• [ACTION ITEM]: Find the lines below that contain the string "device". Copy each one.

*** LISTED ENTRIES Section Begins ***

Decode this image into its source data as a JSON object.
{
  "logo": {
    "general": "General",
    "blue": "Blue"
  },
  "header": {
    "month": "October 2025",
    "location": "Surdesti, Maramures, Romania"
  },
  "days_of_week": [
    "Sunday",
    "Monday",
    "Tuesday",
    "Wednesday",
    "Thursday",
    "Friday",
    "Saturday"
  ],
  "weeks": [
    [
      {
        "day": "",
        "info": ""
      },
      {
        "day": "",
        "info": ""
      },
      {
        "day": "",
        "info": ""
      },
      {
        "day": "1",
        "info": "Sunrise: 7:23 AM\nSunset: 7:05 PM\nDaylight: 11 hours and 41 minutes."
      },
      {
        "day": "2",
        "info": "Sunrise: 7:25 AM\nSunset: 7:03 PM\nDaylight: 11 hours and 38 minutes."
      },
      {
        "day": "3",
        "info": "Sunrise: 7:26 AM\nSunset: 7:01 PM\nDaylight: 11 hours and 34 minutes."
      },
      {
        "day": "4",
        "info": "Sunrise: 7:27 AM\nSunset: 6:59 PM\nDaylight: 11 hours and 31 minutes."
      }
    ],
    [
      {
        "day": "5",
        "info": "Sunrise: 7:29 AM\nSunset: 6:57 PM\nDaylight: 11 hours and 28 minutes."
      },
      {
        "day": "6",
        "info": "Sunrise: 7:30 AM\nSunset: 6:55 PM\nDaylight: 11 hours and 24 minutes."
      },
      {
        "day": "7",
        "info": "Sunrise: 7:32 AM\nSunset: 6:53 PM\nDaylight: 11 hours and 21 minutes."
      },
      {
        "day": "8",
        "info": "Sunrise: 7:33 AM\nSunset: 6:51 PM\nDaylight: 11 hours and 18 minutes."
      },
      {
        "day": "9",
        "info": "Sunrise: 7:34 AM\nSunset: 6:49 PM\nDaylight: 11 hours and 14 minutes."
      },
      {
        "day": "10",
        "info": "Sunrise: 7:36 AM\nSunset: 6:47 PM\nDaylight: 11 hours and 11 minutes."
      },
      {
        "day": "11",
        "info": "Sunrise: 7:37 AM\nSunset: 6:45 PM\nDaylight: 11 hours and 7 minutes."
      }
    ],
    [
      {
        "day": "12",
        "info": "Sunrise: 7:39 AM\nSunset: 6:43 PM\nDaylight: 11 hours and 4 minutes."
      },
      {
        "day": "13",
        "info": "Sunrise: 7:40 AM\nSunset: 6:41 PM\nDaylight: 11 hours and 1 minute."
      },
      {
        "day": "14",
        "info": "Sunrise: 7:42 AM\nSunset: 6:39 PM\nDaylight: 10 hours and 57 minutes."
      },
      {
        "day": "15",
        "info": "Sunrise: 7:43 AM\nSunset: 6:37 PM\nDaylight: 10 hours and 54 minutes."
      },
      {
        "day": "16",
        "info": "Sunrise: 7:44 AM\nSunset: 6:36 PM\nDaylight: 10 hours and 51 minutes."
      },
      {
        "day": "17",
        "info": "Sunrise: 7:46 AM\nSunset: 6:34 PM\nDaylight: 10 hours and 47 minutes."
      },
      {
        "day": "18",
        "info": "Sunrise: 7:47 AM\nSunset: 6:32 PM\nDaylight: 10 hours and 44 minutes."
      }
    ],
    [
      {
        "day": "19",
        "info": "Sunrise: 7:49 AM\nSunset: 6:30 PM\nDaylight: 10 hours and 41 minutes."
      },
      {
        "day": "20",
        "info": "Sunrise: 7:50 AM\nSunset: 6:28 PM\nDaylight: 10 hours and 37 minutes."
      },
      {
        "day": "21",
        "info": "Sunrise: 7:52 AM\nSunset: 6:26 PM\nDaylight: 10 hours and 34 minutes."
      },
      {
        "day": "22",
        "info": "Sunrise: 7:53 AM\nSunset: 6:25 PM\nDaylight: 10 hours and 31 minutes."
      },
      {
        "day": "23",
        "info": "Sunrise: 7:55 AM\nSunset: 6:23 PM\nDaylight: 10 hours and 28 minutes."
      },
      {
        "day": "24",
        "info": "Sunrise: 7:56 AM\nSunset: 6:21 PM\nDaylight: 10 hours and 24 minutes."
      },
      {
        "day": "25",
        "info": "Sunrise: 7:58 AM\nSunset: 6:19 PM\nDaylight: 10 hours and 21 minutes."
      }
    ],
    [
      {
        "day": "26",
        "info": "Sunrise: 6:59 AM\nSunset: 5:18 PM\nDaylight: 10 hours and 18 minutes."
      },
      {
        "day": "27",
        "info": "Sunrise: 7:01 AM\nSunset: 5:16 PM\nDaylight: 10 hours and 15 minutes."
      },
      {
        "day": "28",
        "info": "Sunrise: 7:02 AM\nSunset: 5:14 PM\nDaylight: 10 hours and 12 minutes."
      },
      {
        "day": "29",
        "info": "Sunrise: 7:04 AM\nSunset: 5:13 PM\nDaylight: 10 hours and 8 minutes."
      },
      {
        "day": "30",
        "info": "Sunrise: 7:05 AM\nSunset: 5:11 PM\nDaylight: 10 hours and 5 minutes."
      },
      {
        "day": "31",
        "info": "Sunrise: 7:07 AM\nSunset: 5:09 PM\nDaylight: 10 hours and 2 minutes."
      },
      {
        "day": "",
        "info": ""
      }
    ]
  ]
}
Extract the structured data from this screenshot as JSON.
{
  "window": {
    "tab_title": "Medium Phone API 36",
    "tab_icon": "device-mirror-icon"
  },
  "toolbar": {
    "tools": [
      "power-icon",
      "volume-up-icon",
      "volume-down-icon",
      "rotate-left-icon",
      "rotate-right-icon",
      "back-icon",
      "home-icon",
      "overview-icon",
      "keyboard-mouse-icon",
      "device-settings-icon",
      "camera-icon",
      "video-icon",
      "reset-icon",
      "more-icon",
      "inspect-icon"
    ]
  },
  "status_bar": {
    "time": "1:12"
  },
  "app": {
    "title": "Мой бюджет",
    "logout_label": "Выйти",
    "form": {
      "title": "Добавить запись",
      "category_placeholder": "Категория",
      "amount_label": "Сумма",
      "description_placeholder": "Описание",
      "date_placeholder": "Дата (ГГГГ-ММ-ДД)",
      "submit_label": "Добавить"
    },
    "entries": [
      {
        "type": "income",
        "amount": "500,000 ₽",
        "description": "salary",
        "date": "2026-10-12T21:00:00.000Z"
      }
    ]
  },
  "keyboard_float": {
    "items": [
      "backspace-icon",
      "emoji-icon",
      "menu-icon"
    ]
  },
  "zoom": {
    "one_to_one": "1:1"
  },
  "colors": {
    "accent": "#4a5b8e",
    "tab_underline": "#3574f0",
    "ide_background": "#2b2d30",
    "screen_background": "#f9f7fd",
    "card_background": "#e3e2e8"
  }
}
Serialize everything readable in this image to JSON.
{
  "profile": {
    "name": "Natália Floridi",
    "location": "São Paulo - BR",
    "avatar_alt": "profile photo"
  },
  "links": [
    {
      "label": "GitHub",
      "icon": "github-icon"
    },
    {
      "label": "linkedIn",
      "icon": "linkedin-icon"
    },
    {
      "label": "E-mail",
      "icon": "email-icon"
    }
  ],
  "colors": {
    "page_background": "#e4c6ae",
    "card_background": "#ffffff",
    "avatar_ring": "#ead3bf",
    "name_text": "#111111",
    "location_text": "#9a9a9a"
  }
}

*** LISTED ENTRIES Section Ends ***

• [PROBLEM SOLUTION]:
    "tab_icon": "device-mirror-icon"
      "device-settings-icon",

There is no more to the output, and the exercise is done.